It is the first rabbinical ordination in Germany that Steinmeier takes part in, his second overall. In September 2014, when he was German foreign minister, he celebrated the ordination of four rabbis in Breslau who had trained at the liberal Geiger College in Berlin. Now in Hanover he congratulates new orthodox rabbis.
Orthodox, not liberal
It is remarkable how much Michael Fürst distances himself in his introductory words from the existing form of the liberal current of Judaism. The region south-east of Hanover is generally considered to be the first area in which a progressive orientation of Judaism developed in the 19th century. Until 1938, the first Reformed synagogue in the world was located in the village of Seesen. And now, surprisingly critically, Fürst says that this “core area” of Jewish life has “nothing to do with the term liberal,” although this is often claimed today. Then as now, it was about “modern Judaism”.

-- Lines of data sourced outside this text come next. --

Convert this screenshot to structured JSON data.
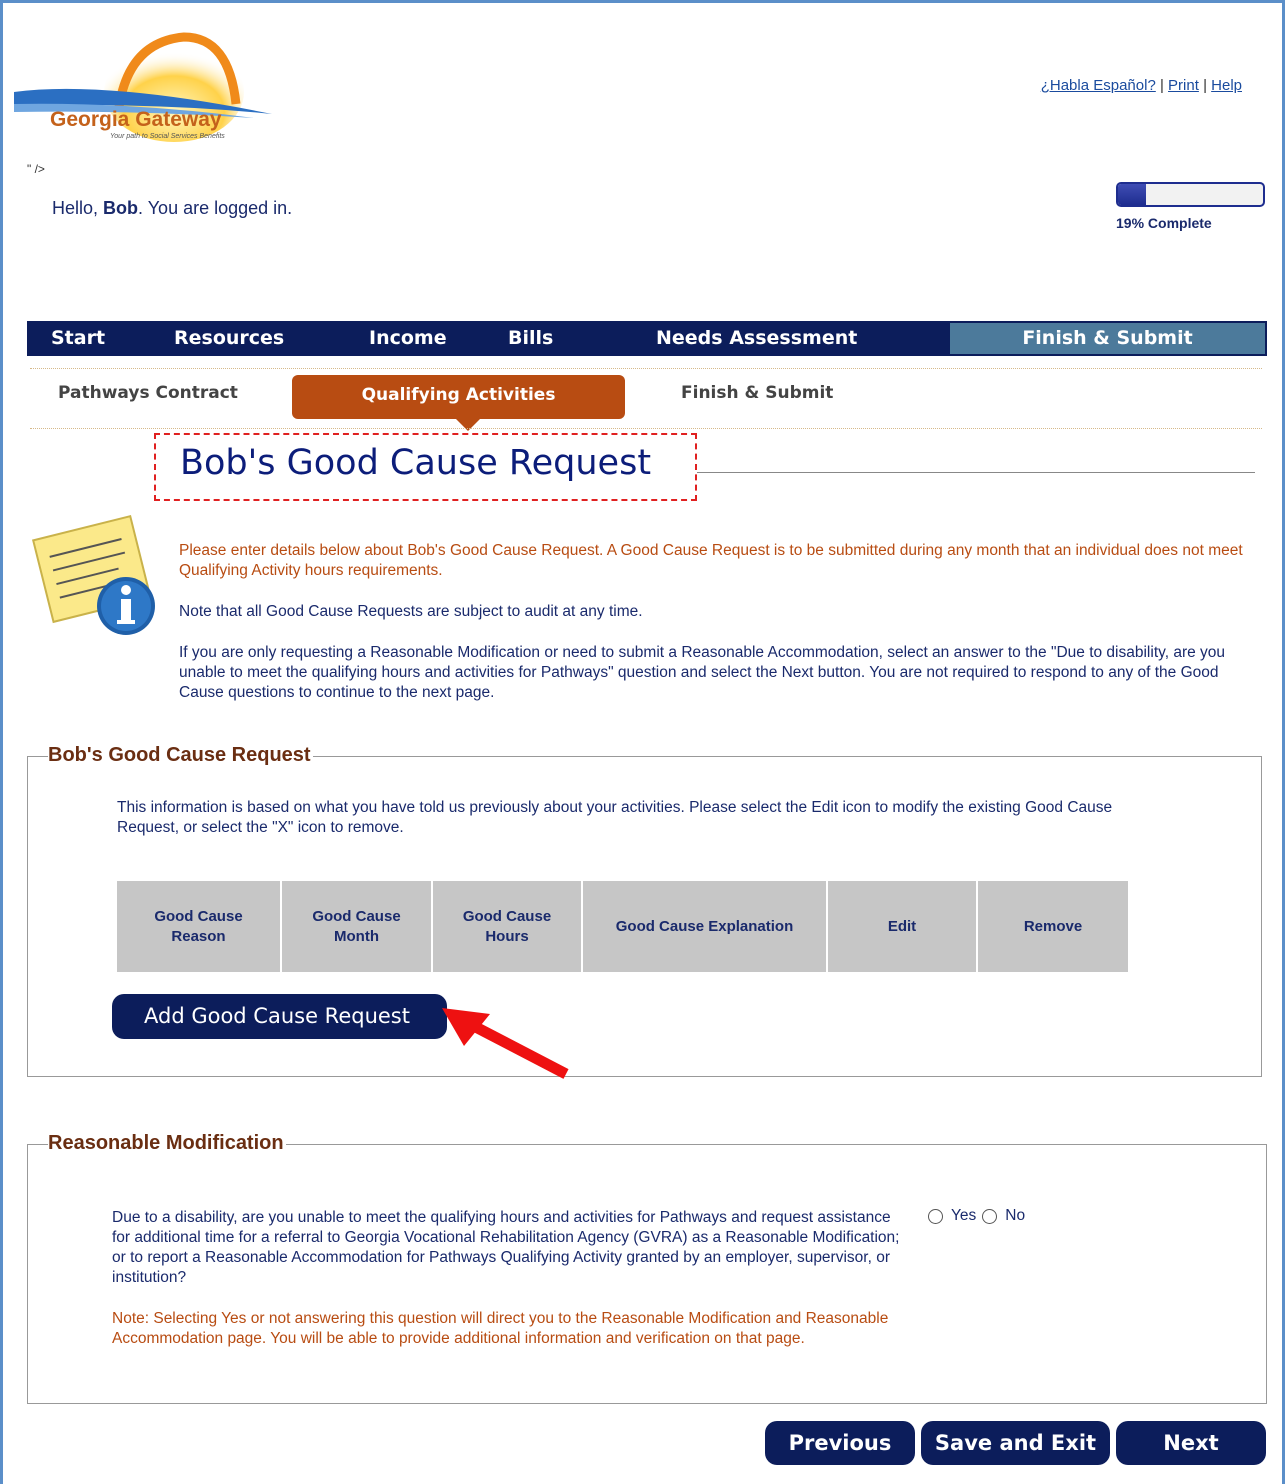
{
  "header": {
    "logo_text": "Georgia Gateway",
    "logo_tagline": "Your path to Social Services Benefits",
    "links": [
      "¿Habla Español?",
      "Print",
      "Help"
    ],
    "stray_text": "\" />",
    "greeting_prefix": "Hello, ",
    "user_name": "Bob",
    "greeting_suffix": ". You are logged in.",
    "progress_percent": 19,
    "progress_label": "19% Complete"
  },
  "main_nav": {
    "items": [
      "Start",
      "Resources",
      "Income",
      "Bills",
      "Needs Assessment",
      "Finish & Submit"
    ],
    "active": "Finish & Submit"
  },
  "sub_nav": {
    "items": [
      "Pathways Contract",
      "Qualifying Activities",
      "Finish & Submit"
    ],
    "active": "Qualifying Activities"
  },
  "page": {
    "title": "Bob's Good Cause Request",
    "intro_p1": "Please enter details below about Bob's Good Cause Request. A Good Cause Request is to be submitted during any month that an individual does not meet Qualifying Activity hours requirements.",
    "intro_p2": "Note that all Good Cause Requests are subject to audit at any time.",
    "intro_p3": "If you are only requesting a Reasonable Modification or need to submit a Reasonable Accommodation, select an answer to the \"Due to disability, are you unable to meet the qualifying hours and activities for Pathways\" question and select the Next button. You are not required to respond to any of the Good Cause questions to continue to the next page."
  },
  "good_cause_section": {
    "legend": "Bob's Good Cause Request",
    "description": "This information is based on what you have told us previously about your activities. Please select the Edit icon to modify the existing Good Cause Request, or select the \"X\" icon to remove.",
    "columns": [
      "Good Cause Reason",
      "Good Cause Month",
      "Good Cause Hours",
      "Good Cause Explanation",
      "Edit",
      "Remove"
    ],
    "rows": [],
    "add_button": "Add Good Cause Request"
  },
  "reasonable_mod_section": {
    "legend": "Reasonable Modification",
    "question": "Due to a disability, are you unable to meet the qualifying hours and activities for Pathways and request assistance for additional time for a referral to Georgia Vocational Rehabilitation Agency (GVRA) as a Reasonable Modification; or to report a Reasonable Accommodation for Pathways Qualifying Activity granted by an employer, supervisor, or institution?",
    "options": [
      "Yes",
      "No"
    ],
    "selected": null,
    "note": "Note: Selecting Yes or not answering this question will direct you to the Reasonable Modification and Reasonable Accommodation page. You will be able to provide additional information and verification on that page."
  },
  "footer_buttons": {
    "previous": "Previous",
    "save_exit": "Save and Exit",
    "next": "Next"
  },
  "colors": {
    "navy": "#0c1d5b",
    "orange_tab": "#b84c12",
    "active_nav": "#4c7a9b",
    "annotation_red": "#e02020"
  }
}
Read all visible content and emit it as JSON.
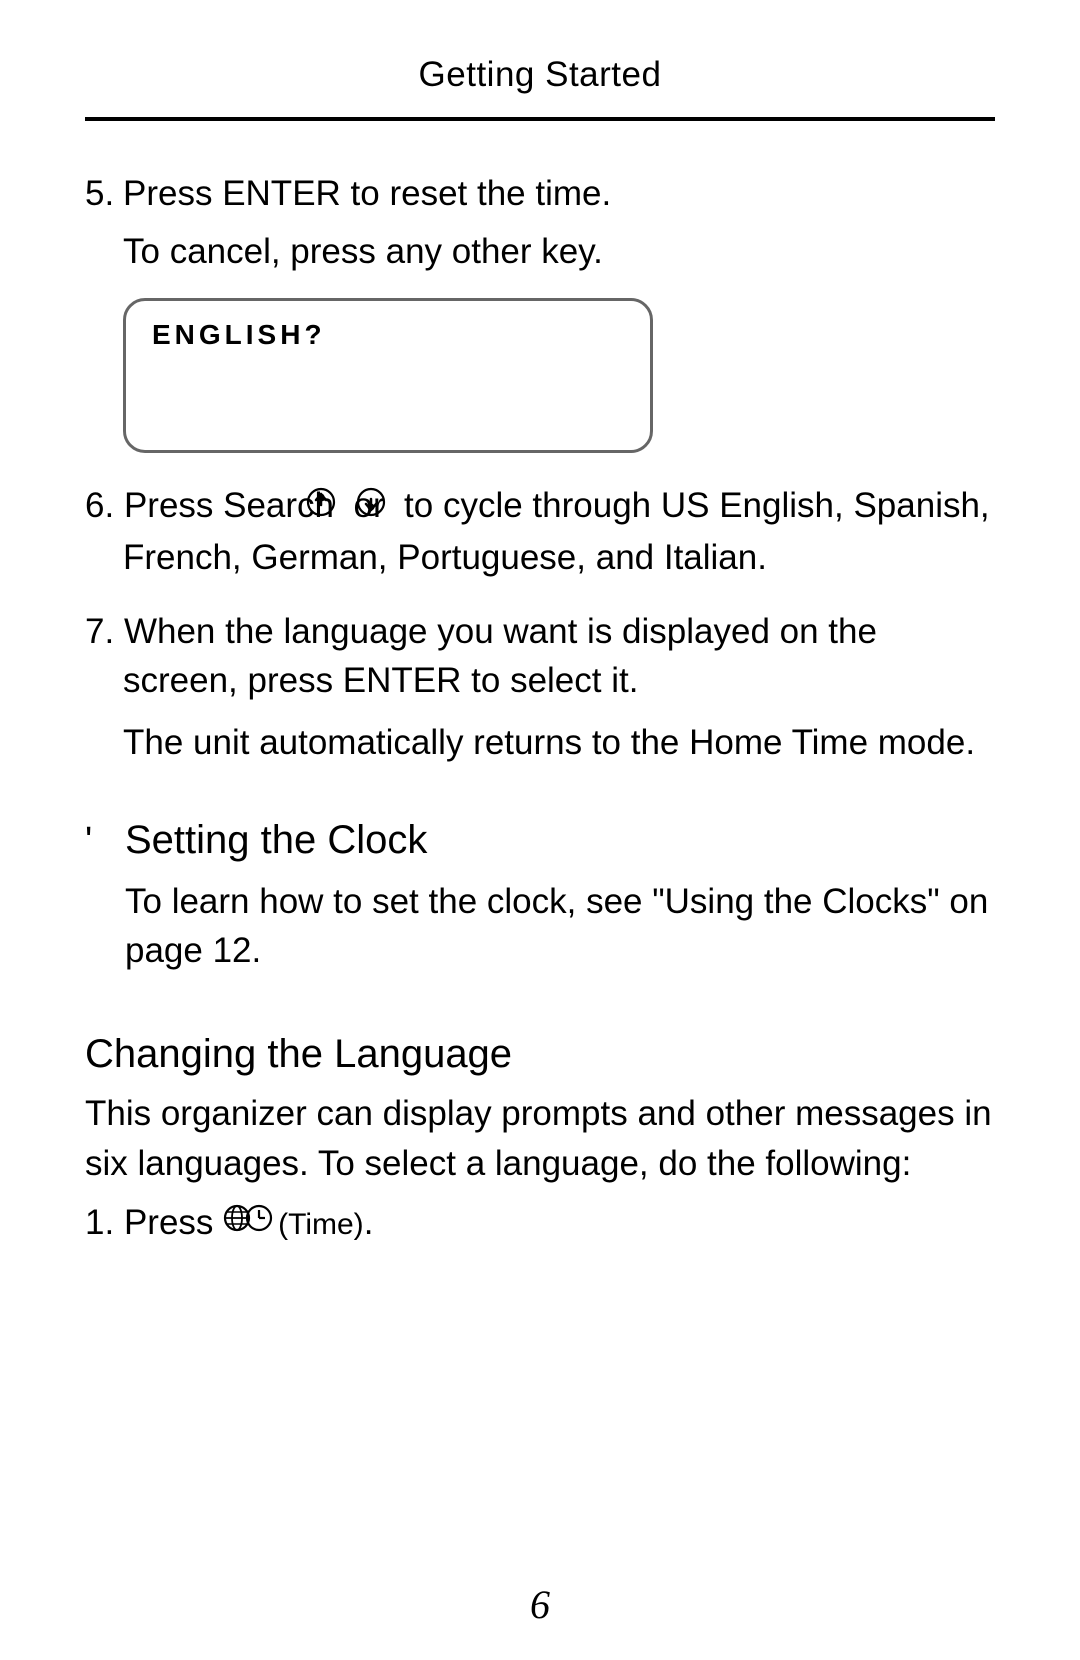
{
  "header": "Getting Started",
  "step5": {
    "num": "5.",
    "line1": "Press ENTER to reset the time.",
    "line2": "To cancel, press any other key."
  },
  "screenbox": "ENGLISH?",
  "step6": {
    "num": "6.",
    "pre": "Press Search ",
    "mid": " or ",
    "post": " to cycle through US English, Spanish, French, German, Portu­guese, and Italian."
  },
  "step7": {
    "num": "7.",
    "text": "When the language you want is displayed on the screen, press ENTER to select it.",
    "note": "The unit automatically returns to the Home Time mode."
  },
  "setting_clock": {
    "bullet": "'",
    "heading": "Setting the Clock",
    "body": "To learn how to set the clock, see \"Using the Clocks\" on page 12."
  },
  "changing_lang": {
    "heading": "Changing the Language",
    "body": "This organizer can display prompts and other mes­sages in six languages. To select a language, do the following:",
    "step1_num": "1.",
    "step1_pre": "Press ",
    "step1_time": "(Time)",
    "step1_post": "."
  },
  "page_number": "6"
}
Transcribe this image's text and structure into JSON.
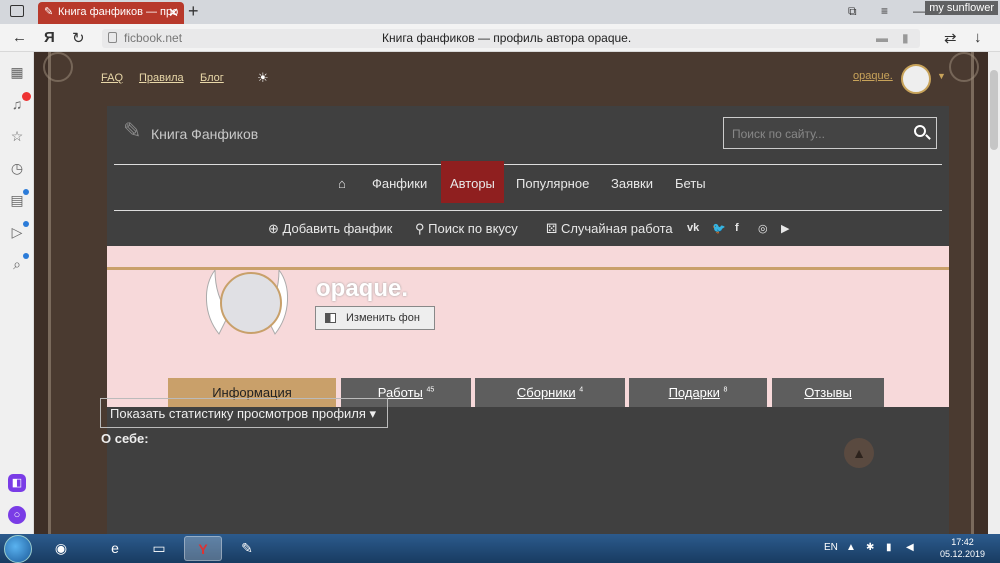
{
  "browser": {
    "tab_title": "Книга фанфиков — про",
    "address_domain": "ficbook.net",
    "page_title": "Книга фанфиков — профиль автора opaque.",
    "watermark": "my sunflower"
  },
  "site": {
    "topnav": [
      "FAQ",
      "Правила",
      "Блог"
    ],
    "username_link": "opaque.",
    "logo_text": "Книга Фанфиков",
    "search_placeholder": "Поиск по сайту...",
    "menu": [
      "Фанфики",
      "Авторы",
      "Популярное",
      "Заявки",
      "Беты"
    ],
    "menu_active": "Авторы",
    "submenu": [
      "Добавить фанфик",
      "Поиск по вкусу",
      "Случайная работа"
    ],
    "social_icons": [
      "vk-icon",
      "twitter-icon",
      "facebook-icon",
      "instagram-icon",
      "youtube-icon"
    ]
  },
  "profile": {
    "name": "opaque.",
    "change_bg_label": "Изменить фон",
    "tabs": [
      {
        "label": "Информация",
        "count": ""
      },
      {
        "label": "Работы",
        "count": "45"
      },
      {
        "label": "Сборники",
        "count": "4"
      },
      {
        "label": "Подарки",
        "count": "8"
      },
      {
        "label": "Отзывы",
        "count": ""
      }
    ],
    "active_tab": "Информация",
    "stats_button": "Показать статистику просмотров профиля",
    "about_heading": "О себе:"
  },
  "taskbar": {
    "lang": "EN",
    "time": "17:42",
    "date": "05.12.2019"
  },
  "colors": {
    "tab_red": "#b8392b",
    "menu_active": "#8f1f1f",
    "profile_bg": "#f7d9da",
    "tab_active": "#c9a06a",
    "panel_bg": "#404040"
  }
}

The party: Federal President Steinmeier (front row, fourth from the right), to the right Ronald Lauder and Josef Schuster. With the certificates behind them the newly ordained rabbis
The five who will be ordained as rabbis this Monday represent modern orthodox Judaism, especially European Judaism. One of them, Nehorai Daus, was born and raised in Berlin. The other four, Mendel Itkin, Meir Yisroel Myropolskyy, Shimshon Pushenco and Bryan Baruch Weisz, were born in Ukraine, Moldova or England. Most of them have families.
They all learned in the “Hildesheimer’sche Rabbinerseminar” in the center of Berlin. The orthodox learning center on Brunnenstrasse, founded in 1973 by Rabbi Esriel Hildesheimer, was closed and looted by the National Socialists in 1938. It was only reopened in 2009. She is now internationally respected in Jewish orthodoxy.
The heart of Judaism
In their statements recorded as a video, each of the graduates referred to the importance of this teaching house. “For me, she is the heart of Judaism in Germany,” said Myropolskyy, for example. This ultimately shows the plurality of resurrected Judaism in the land of the Shoah. Since 2006, Reform Judaism has ordained liberal rabbis who were trained in Germany. Orthodox rabbis have been ordained since 2009.
The President of the World Jewish Congress, Ronald Lauder, came to Germany especially for the celebration. After the Shoah, he emphasizes, nobody thought that there would be another chance for Jewish life in Germany. Lauder, who massively supports the reconstruction of Jewish life in Central and Eastern Europe with funds from his own foundation, then pays tribute to the commitment of Chancellor Konrad Adenauer (1949-1963) and Willy Brandt (1969-1974). But Lauder also talks about the attack in Halle. Soon after the fact, he stood in front of the synagogue’s wooden door, which stopped the attacker, and stopped. “The government is now taking care of Jewish life in Germany,” he warns.
The Rector of the Berlin Rabbinical Seminary, Rabbi Moshe Farbstein (l), congratulates Rabbi Shimshon Pushenco
The President of the Central Council of Jews in Germany, Josef Schuster, prepares the new rabbis for their tasks. He describes the material concerns of many older members of Jewish communities who have come to Germany from Eastern Europe in recent years and decades and who are now threatened with poverty because politicians have not agreed on hardship regulations and are using them as a “plaything”. Schuster also takes up the conspiracy narratives of right-wing extremists and right-wing populists. Jews would “again become scapegoats” for them.
The Jewish community in Germany is “agitated” and “uncertain”. The extent of anti-Semitism at the documenta art exhibition also contributed to this. “The congregations are the heart of the Jewish community,” Schuster appealed to the new clergy. “Please take good care of her.”